Lunch in the Time of Cholera
A visit to a Colombian restaurant shows how much the country still treasures its greatest writer
Colombia: During a recent visit to the city of Cartagena, I ventured to the Getsemani neighborhood to try La Cocina de Pepina, a restaurant renowned for its traditional cuisine—and for having had the late, great writer Gabriel García Márquez as a regular.
The place has two small rooms, the first with a cash bar and two small tables, the second with a few more tables and a mirror on the back wall. It’s clearly a family enterprise. The striking green-eyed man who kept me outside until the restaurant opened—not five minutes to noon, not a minute to noon, but exactly at noon—was the nephew of the original owner, Maria Josefina Yances Guerra, also known as Pepina.
When I told him I was here because of García Márquez, the host, Christian, became softer. That’s the wonderful and strange thing about Colombians—whenever I mention my favorite writer, they act as though I’ve come to see a family friend. For Christian, it’s not just a matter of national pride; “Gabo” and his wife, Mercedes, were actual friends of his aunt’s.
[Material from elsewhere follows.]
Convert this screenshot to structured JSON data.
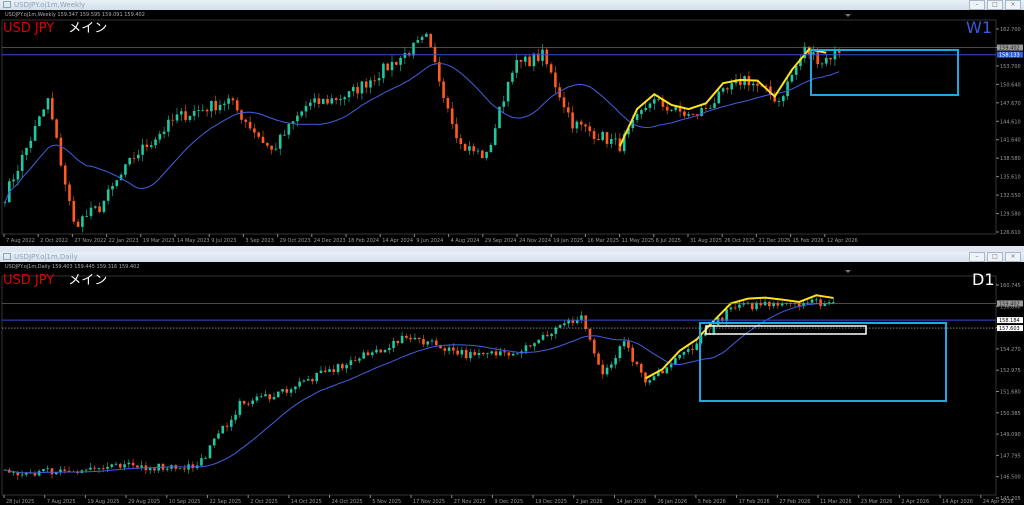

When not seating customers or taking orders, Christian would stop by my table and keep me company. Like the great novelist, he told me, his aunt grew up near Colombia’s northern coast. As well as being an accomplished chef, Pepina was an intellectual, and whenever Gabo and his friends came in, she’d prepare something truly exceptional and then join them in conversation.
“Where is she now?” I asked. She died in the summer of 2014, Christian replied, a few months after Gabo. Later, he produced a cookbook Pepina had written. From it, I learned the many ways in which cooks here prepare seafood—from escabeche, which uses an acidic marinade created by the Moors in Spain, to frying, the preferred method among Afro-Colombians.
Pepina also lamented how modernity has diminished regional cuisine. Who wants to smoke, salt, braise, or boil a dish when one can simply refrigerate it and pop it in a microwave? Her concerns reminded me of Gabo’s nostalgia for Colombia’s vanishing riverboats. Some things take more time, but they are all the better for it.